Hoping someone might be able to provide a “cheat sheet” for effective selection of prior distributions, e.g. a list of available distributions with accompanying sentence explaining when each should be used. Or, alternatively, recommend a good resource. I have some general questions but also a specific model I am trying to specify. General questions:

- When should HalfNormal be chosen instead of HalfCauchy? Why would you choose one over the other?
- How might one choose between Normal, Gamma, Exponential and Poission prior distributions?
- I understand it is desirable for all random variables in the statistical model to have similar magnitude. If this is not possible for a particular parameter, modelling the logarithm of the parameter can be effective. Are there other ways of achieving this if using the logarithm is not suitable?

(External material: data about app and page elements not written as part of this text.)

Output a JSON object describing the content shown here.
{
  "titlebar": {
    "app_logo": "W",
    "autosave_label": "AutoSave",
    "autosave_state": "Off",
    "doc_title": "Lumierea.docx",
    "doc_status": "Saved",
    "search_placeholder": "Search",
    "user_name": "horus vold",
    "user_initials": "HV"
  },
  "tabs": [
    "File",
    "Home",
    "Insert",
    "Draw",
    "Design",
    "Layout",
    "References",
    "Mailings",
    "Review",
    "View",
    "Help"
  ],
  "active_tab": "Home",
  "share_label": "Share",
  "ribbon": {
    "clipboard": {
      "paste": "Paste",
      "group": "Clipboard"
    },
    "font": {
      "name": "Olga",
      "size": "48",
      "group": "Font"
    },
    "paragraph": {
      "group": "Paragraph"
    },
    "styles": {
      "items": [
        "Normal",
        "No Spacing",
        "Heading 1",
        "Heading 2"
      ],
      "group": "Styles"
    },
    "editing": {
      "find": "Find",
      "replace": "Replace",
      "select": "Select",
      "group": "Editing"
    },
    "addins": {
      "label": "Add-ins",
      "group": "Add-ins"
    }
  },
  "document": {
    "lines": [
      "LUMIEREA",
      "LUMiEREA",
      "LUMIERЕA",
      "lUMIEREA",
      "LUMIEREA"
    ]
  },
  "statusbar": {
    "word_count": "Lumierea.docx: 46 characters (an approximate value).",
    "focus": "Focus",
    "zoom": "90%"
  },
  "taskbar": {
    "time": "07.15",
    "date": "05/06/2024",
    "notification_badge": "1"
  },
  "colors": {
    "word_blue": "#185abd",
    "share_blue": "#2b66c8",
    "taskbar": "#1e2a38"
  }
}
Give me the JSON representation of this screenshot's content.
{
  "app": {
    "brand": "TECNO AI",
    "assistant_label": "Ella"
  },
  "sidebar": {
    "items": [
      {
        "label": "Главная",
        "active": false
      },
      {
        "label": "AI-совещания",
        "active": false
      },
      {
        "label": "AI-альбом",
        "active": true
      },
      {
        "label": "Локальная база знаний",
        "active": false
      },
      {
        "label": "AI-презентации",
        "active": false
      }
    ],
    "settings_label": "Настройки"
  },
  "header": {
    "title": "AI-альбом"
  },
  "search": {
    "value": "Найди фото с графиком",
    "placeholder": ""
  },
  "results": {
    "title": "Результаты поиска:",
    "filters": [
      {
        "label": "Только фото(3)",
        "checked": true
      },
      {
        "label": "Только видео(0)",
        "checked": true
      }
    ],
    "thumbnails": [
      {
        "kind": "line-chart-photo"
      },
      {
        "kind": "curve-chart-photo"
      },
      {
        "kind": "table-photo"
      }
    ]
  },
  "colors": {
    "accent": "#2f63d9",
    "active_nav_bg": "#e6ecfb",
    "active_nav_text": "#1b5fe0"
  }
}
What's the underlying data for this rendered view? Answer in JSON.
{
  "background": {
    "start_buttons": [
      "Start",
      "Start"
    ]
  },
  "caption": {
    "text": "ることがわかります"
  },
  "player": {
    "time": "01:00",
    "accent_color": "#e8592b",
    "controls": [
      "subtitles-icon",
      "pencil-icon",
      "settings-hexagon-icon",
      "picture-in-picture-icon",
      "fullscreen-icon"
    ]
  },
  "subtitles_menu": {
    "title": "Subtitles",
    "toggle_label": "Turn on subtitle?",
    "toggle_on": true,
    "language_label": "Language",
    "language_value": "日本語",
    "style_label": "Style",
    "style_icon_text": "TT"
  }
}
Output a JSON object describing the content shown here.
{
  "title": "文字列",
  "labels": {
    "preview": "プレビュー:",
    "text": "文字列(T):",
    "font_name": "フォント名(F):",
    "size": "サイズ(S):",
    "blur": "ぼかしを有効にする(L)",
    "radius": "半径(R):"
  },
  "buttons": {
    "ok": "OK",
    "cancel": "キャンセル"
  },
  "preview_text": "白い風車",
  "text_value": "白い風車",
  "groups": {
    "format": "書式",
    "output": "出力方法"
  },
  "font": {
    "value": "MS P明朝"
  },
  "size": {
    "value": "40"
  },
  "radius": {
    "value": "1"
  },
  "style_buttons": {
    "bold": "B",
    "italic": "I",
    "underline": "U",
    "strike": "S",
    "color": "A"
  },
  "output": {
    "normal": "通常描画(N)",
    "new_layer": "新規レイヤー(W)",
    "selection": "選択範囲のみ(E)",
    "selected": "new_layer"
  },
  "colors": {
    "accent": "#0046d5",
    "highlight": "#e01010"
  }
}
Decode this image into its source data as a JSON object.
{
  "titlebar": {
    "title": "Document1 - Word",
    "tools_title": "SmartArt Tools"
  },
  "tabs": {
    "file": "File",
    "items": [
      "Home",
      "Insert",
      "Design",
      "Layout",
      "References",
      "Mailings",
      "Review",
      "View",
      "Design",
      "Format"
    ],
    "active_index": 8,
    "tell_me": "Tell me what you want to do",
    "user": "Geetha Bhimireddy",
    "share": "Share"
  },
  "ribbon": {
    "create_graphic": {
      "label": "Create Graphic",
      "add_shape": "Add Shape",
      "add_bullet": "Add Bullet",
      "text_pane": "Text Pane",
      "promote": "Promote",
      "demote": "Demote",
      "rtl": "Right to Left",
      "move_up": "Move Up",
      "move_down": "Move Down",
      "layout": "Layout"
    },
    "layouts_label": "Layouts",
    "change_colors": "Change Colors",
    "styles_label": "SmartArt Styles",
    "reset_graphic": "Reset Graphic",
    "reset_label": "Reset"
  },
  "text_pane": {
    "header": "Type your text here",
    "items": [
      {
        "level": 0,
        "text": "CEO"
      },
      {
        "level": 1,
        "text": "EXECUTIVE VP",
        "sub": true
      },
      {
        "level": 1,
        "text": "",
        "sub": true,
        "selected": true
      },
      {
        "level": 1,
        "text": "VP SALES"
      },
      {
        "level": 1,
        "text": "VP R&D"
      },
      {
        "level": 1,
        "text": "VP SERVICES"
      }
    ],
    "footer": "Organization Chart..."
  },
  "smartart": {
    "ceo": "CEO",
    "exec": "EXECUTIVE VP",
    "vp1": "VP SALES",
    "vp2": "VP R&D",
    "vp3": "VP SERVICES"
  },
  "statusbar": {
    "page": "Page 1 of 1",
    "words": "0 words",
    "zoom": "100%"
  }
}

The model I am trying to specify is the following:

I have data for H at four time values and wish to estimate the five parameters B, C, D, t_2, H_{ult}. I am using a continuous switch point for the change of curve as seen in Model with conditional parameters causing mass matrix to contain zeros on diagonal.

- All parameters are positive values. Is it therefore effective to use HalfNormal or HalfCauchy prior distributions?
- As t_2 lies somewhere between 0 and t_{end}, is it effective to use the Beta prior distribution with \alpha=1 and \beta=1 and scale it up by t_{end}?
- Should C have a special prior distribution as it is an exponent?